Top of Dataset excerpts

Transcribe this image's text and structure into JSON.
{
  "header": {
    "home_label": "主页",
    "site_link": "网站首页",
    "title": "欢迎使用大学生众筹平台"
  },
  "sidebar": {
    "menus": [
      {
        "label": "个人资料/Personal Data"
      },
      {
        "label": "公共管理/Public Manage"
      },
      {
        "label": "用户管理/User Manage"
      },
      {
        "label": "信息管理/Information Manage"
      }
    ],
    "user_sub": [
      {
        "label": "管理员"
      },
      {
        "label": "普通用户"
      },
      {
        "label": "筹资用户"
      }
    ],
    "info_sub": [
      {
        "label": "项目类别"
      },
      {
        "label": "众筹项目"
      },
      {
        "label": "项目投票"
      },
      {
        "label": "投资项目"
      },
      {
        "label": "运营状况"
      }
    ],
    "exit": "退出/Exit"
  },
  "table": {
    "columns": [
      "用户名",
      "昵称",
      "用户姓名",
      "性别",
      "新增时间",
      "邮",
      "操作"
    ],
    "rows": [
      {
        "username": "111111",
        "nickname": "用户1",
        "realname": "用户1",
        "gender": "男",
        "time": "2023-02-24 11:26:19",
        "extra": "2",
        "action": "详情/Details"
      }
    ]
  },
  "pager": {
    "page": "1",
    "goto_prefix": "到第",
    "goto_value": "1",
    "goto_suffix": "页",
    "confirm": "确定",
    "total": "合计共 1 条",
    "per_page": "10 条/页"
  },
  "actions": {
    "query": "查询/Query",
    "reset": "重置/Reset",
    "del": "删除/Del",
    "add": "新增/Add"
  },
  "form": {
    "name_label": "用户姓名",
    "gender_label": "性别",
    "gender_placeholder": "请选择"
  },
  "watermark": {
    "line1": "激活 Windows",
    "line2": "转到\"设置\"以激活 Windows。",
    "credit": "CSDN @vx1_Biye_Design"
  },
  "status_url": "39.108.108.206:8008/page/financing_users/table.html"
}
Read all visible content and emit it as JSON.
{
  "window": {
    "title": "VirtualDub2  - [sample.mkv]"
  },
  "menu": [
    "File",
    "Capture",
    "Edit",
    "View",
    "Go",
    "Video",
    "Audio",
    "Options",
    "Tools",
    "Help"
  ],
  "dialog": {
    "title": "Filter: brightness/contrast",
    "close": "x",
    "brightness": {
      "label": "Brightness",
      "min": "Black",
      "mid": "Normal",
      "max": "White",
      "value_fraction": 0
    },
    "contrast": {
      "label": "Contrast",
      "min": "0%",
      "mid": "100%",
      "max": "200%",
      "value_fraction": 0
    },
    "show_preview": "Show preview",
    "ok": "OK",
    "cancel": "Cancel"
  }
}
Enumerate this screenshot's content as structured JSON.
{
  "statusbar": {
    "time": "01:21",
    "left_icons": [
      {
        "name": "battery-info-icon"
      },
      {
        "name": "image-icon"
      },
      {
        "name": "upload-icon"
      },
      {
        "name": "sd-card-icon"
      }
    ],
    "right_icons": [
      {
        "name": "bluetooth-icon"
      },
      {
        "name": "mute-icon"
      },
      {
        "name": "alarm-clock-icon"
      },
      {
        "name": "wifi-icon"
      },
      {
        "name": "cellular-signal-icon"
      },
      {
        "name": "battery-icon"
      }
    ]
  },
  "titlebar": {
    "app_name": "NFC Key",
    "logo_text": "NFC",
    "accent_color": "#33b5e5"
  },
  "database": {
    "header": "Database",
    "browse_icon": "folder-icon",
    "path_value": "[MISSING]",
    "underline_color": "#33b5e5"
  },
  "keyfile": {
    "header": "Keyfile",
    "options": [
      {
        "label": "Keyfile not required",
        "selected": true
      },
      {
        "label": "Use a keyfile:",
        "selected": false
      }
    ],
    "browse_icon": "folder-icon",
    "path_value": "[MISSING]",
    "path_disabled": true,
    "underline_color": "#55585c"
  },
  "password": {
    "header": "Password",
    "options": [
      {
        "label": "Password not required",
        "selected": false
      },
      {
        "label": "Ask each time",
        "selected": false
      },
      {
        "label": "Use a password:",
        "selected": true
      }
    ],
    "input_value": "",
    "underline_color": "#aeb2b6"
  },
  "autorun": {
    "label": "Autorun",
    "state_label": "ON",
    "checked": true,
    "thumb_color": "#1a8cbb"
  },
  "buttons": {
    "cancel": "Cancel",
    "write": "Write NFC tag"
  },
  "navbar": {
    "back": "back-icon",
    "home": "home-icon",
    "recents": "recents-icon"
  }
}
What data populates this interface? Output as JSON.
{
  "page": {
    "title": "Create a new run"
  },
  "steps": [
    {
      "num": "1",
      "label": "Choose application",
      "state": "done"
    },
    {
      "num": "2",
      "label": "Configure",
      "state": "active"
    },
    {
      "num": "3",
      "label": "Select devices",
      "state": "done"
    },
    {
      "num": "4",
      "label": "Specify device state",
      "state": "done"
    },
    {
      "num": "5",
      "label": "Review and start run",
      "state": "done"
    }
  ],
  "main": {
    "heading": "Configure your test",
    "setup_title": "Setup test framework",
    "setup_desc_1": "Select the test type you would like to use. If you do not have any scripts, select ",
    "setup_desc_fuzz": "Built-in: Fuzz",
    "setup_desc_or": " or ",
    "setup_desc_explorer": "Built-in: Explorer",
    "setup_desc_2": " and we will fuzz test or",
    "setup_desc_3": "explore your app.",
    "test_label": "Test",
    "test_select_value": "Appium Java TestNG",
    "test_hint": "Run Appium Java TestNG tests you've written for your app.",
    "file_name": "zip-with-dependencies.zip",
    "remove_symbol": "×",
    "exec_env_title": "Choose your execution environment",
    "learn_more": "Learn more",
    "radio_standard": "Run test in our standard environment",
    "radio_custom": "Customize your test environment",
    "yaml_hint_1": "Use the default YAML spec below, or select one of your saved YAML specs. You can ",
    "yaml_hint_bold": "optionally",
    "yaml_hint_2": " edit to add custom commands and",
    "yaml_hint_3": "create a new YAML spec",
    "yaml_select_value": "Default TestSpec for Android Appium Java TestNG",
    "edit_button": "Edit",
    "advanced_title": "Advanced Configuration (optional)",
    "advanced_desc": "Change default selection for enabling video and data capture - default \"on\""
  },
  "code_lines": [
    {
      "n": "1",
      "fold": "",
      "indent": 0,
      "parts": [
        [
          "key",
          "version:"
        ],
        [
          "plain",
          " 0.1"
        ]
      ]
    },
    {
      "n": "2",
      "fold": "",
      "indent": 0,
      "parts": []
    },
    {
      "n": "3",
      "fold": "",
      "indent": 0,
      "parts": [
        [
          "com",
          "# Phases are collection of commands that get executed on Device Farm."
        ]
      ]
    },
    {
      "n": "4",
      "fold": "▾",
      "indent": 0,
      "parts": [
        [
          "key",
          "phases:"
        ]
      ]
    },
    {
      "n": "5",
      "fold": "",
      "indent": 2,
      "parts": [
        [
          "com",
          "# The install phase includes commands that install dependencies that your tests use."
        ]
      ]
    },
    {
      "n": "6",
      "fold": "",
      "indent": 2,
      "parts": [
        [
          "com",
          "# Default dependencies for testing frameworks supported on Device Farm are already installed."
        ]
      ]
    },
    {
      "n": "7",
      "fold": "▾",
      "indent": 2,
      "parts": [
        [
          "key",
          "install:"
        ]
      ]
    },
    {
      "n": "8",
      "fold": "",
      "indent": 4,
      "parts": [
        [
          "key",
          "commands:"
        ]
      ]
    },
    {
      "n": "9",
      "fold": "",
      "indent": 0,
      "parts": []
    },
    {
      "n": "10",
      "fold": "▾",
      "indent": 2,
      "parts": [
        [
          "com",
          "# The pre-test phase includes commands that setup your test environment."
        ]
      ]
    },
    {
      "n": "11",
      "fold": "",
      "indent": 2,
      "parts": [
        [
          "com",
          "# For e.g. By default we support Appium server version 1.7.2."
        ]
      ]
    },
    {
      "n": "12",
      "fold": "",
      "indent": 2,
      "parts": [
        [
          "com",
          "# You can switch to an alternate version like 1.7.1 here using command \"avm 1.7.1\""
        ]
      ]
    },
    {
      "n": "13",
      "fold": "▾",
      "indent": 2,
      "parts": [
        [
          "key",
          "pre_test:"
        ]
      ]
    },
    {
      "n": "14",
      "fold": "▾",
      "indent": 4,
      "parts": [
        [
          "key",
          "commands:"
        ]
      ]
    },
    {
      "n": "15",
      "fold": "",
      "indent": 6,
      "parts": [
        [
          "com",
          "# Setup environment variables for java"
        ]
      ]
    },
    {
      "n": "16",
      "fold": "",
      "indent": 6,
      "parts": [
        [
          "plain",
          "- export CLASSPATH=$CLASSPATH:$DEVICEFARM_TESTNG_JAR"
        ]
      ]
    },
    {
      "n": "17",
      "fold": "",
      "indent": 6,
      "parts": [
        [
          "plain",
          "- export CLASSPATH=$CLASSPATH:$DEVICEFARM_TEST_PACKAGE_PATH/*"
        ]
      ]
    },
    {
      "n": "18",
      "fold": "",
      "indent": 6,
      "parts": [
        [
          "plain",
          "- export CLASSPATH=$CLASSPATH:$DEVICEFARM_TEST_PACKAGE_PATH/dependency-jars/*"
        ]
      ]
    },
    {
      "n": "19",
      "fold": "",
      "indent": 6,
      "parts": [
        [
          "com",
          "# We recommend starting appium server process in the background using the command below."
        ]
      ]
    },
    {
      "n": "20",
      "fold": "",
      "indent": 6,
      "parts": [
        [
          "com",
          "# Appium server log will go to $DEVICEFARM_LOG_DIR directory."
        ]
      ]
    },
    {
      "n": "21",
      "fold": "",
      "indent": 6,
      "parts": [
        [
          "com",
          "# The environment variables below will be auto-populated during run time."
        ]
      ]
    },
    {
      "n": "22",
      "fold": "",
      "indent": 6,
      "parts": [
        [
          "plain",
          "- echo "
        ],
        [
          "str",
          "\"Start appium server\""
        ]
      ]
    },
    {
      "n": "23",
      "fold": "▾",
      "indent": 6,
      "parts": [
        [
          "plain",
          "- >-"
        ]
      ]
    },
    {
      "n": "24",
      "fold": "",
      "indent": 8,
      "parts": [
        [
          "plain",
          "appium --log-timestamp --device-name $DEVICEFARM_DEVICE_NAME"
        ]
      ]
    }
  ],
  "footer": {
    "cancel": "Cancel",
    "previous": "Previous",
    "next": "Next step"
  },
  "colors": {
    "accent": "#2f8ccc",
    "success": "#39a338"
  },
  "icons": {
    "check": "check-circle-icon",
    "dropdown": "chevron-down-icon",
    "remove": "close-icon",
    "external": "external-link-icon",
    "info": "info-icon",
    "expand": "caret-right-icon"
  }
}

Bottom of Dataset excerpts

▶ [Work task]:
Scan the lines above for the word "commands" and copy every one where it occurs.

▶ [Output for this exercise]:
    "yaml_hint_2": " edit to add custom commands and",
          "# Phases are collection of commands that get executed on Device Farm."
          "# The install phase includes commands that install dependencies that your tests use."
          "commands:"
          "# The pre-test phase includes commands that setup your test environment."
          "commands:"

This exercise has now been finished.